Mountainfilm isn’t about exciting new innovations in filmmaking, nor is it about Hollywood glamorizing or hot–shot directors. It’s not animation. It’s not computer–generated.
Mountainfilm, which makes its second annual road–trip appearance in Savannah this weekend, concerns itself solely with the earth and its infinite possibilities. It began in Telluride, Colo., in the late 1970s, and within a few years could claim to be “America’s leading independent documentary film festival.” In 1999, Mountainfilm On Tour was born, bringing the festival’s central issues – the breathtaking beauty of the planet, and man’s place, both good and bad, in it – to Anytown, U.S.A.
The touring festival’s director is Justin Clifton, who happens to have spent three years in Savannah, about a decade ago. So this will be a homecoming – of sorts – for him.
Clifton wears his Mountainfilm status like a badge of honor. He’s proud of these movies, and of the part he’s playing in bringing them all the way across the country from the Rocky Mountains.
Mountainfilm, he says, “is to awaken audiences. It’s to bring people stories that they normally don’t have access to. And to address topics that maybe they haven’t thought about. Our mission statement is ‘to educate and inspire audiences,’ and I think that encompasses the whole notion of what we’re trying to do.
“It’s packaging new information in an entertaining way – that’s what makes the evening and event so special.” Clifton will introduce each film, and conduct a Q&A session following the screenings.
Here are a few of the highlights (each feature will be preceded by several short films):
Suzan Beraza’s documentary, which debuted in Telluride, starts as a film about plastic bags, and evolves into a wholesale investigation into plastic and its effect on our lives, bodies and waterways.
Justin Clifton: “We hope to educate people about the effects of plastic, both on our environment and on our own personal health. And maybe make some decisions in their lives to help reduce the amount of plastic that we’re using. It isn’t a fully–balanced documentary film, in the sense that it obviously has a slant to educate people on the dangers of plastic. And it’s not professing that the plastics industry is great.
“We’re not trying to be preachy. We’re not evangelizing anything. We’re bringing kind of a different medium to the conversation, in that this isn’t content that you get when you turn on ABC or NBC News. It’s independent content made by independent people. And our hope is that people will be able to take from these films some nugget that will inspire them in one way or another.”
Screens at 7 p.m. Jan. 22
A short film by Steve Audette documenting young Tanzania resident Nico Calabria and his family, and Nico’s refusal to let a physical disability slow him down.
Justin Clifton: “It’s about a young boy who was born with one leg. There’s a family tradition that, when a young man turns 13 years old, the father and son go on a trip. Nico and his father had been getting into climbing, and they decide to do this climb up Kilimanjaro as his coming–of–age trip.
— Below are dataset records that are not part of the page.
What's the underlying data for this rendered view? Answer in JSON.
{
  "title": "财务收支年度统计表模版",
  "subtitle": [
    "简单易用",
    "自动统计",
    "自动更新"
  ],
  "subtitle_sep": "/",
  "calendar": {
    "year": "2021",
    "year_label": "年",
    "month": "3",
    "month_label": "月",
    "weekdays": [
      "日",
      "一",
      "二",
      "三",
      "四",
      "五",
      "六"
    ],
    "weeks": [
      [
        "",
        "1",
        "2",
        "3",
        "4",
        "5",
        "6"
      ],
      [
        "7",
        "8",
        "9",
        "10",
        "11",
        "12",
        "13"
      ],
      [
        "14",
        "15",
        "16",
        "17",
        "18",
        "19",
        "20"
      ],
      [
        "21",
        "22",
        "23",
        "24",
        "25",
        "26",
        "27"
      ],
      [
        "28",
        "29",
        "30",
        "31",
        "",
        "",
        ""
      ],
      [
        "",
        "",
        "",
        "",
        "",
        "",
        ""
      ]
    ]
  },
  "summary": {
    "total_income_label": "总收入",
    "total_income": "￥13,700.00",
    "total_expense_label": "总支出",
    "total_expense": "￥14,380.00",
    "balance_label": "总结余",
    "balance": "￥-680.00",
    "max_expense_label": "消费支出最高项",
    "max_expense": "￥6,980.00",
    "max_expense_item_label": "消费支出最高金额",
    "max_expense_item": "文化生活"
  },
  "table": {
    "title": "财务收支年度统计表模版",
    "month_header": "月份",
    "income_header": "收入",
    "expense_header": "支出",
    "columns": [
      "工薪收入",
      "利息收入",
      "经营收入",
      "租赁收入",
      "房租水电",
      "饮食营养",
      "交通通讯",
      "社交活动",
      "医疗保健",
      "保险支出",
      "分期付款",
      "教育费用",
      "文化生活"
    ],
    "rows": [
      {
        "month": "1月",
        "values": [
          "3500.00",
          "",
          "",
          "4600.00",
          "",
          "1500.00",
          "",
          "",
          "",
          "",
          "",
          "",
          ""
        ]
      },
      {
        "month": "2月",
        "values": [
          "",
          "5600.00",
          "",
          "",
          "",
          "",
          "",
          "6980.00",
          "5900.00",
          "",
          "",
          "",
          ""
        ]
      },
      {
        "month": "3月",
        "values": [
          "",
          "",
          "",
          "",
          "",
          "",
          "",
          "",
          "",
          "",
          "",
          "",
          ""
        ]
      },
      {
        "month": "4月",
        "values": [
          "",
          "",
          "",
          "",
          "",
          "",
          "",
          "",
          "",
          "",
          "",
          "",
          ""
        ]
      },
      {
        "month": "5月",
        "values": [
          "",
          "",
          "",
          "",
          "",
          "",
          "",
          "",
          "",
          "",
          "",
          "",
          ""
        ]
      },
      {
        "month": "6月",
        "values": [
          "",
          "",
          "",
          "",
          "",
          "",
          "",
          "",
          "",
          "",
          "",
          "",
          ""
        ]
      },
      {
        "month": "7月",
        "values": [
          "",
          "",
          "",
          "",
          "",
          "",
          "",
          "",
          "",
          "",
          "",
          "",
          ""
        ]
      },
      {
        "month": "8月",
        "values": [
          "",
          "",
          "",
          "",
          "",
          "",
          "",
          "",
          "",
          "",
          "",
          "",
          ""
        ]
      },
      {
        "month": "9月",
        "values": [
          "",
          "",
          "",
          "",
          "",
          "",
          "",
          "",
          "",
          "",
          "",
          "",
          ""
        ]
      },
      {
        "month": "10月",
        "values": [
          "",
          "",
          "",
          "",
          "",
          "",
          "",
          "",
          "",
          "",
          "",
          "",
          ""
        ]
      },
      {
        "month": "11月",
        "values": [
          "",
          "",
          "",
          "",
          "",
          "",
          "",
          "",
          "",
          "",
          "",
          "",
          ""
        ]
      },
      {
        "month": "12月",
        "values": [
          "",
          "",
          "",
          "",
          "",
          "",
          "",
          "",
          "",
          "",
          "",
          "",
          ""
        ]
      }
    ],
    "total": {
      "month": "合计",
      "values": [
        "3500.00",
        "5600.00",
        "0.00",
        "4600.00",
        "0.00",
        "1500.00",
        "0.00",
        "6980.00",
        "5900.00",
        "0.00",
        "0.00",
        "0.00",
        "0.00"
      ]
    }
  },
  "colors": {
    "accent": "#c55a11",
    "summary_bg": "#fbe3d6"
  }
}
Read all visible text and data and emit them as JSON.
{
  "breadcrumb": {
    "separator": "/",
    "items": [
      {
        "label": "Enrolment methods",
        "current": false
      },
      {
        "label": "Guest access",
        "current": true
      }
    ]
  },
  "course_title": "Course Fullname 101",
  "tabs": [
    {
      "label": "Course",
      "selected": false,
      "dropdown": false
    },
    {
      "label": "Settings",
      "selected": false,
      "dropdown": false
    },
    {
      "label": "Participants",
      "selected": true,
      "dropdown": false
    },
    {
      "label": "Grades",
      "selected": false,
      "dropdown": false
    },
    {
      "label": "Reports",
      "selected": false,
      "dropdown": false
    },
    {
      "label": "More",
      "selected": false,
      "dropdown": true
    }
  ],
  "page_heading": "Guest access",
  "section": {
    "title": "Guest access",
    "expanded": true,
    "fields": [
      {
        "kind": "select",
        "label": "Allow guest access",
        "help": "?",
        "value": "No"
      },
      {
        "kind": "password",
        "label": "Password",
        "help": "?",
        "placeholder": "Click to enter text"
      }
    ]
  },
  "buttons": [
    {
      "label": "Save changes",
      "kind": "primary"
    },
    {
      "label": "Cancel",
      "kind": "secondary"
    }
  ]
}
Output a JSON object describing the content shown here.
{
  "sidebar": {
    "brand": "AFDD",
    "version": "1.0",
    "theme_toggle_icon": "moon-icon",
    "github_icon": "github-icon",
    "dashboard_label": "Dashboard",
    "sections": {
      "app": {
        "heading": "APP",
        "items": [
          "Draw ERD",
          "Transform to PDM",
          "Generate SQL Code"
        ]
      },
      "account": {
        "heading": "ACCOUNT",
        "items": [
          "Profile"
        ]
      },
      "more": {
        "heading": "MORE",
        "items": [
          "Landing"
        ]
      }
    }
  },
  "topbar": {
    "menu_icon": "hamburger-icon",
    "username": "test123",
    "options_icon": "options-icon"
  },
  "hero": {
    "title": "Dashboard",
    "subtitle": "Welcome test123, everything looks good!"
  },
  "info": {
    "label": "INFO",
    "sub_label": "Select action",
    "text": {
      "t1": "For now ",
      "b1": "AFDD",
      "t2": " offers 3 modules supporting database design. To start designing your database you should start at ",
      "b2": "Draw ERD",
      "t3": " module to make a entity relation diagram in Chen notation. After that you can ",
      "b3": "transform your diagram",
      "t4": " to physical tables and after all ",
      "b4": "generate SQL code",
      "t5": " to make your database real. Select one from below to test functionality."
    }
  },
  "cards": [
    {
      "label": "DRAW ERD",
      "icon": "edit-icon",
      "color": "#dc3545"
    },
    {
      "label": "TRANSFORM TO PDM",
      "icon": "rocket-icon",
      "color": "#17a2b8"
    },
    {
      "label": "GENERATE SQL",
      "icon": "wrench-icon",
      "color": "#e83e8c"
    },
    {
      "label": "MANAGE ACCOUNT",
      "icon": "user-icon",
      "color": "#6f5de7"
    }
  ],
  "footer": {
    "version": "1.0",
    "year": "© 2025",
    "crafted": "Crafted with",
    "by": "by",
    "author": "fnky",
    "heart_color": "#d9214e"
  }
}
What makes the story compelling is that Nico, who has required crutches to get around all of his life, found out that in many parts of Africa there are people that don’t have access to any sort of accessibility devices. So he decided to turn it into a fundraiser, as well, to hopefully raise money to purchase wheelchairs for disabled people in Africa. He set out a goal to raise $25,000 – and ended up raising $100,000.
“So the film is really more of a story about he and his father’s trip together. It really is just a beautiful story, because it has this father–son, strong family connection within the film, and then it also has this other thing that just highlights how large Nico’s heart is.”
Screens at 3 p.m. Jan. 22
A documentary from Telluride filmmakers (and fly fishing enthusiasts) Travis Rummel and Ben Knight.
Justin Clifton: “It’s actually a fly–fishing film that takes us to the Kamchatka peninsula in Russia, which happens to be one of the last truly wild places on the planet. There are thousands of unnamed, unexplored rivers all along the Kamchatka peninsula. The way they kind of describe it is ‘the way Alaska used to be.’ It this adventure that these guys go on, and the way it’s told, it’s just hilarious from beginning to end. It’s beautifully shot, and it highlights a part of the world that most people don’t know exists. When you think of Russia, this isn’t what you think of.”
Screens at 7 p.m. Jan. 21
Mountainfilm in Savannah
Where: Charles H. Morris Center, 10 E. Broad St.
When: Three screenings – Jan. 21 and 22
Tickets (for each screening): $10 adult; $5 children, students, at Half Moon Outfitters and at the door
Opening reception at 6 p.m. Jan. 21
Info: (912) 443–3277
Last-minute addition: The U.S. Green Building Council screens “Climate Refugees” at 1 p.m. Jan. 21, at the Morris Center